● **EXERCISE**:
Please return each of the entries exactly, minus their pictures.

────────────────────────────────────────

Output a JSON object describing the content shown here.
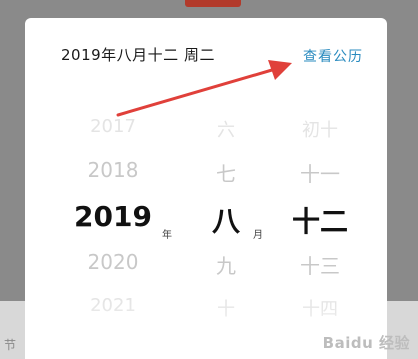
{
  "dialog": {
    "date_label": "2019年八月十二 周二",
    "gregorian_link": "查看公历"
  },
  "picker": {
    "years": [
      "2017",
      "2018",
      "2019",
      "2020",
      "2021"
    ],
    "year_unit": "年",
    "months": [
      "六",
      "七",
      "八",
      "九",
      "十"
    ],
    "month_unit": "月",
    "days": [
      "初十",
      "十一",
      "十二",
      "十三",
      "十四"
    ]
  },
  "watermark": "Baidu 经验",
  "colors": {
    "link": "#2a8bbf",
    "arrow": "#e0403a",
    "top_tab": "#b23a2b"
  }
}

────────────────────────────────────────

● **WRITTEN RESPONSE**:
Output a JSON object describing the content shown here.
{
  "dialog": {
    "date_label": "2019年八月十二 周二",
    "gregorian_link": "查看公历"
  },
  "picker": {
    "years": [
      "2017",
      "2018",
      "2019",
      "2020",
      "2021"
    ],
    "year_unit": "年",
    "months": [
      "六",
      "七",
      "八",
      "九",
      "十"
    ],
    "month_unit": "月",
    "days": [
      "初十",
      "十一",
      "十二",
      "十三",
      "十四"
    ]
  },
  "watermark": "Baidu 经验",
  "colors": {
    "link": "#2a8bbf",
    "arrow": "#e0403a",
    "top_tab": "#b23a2b"
  }
}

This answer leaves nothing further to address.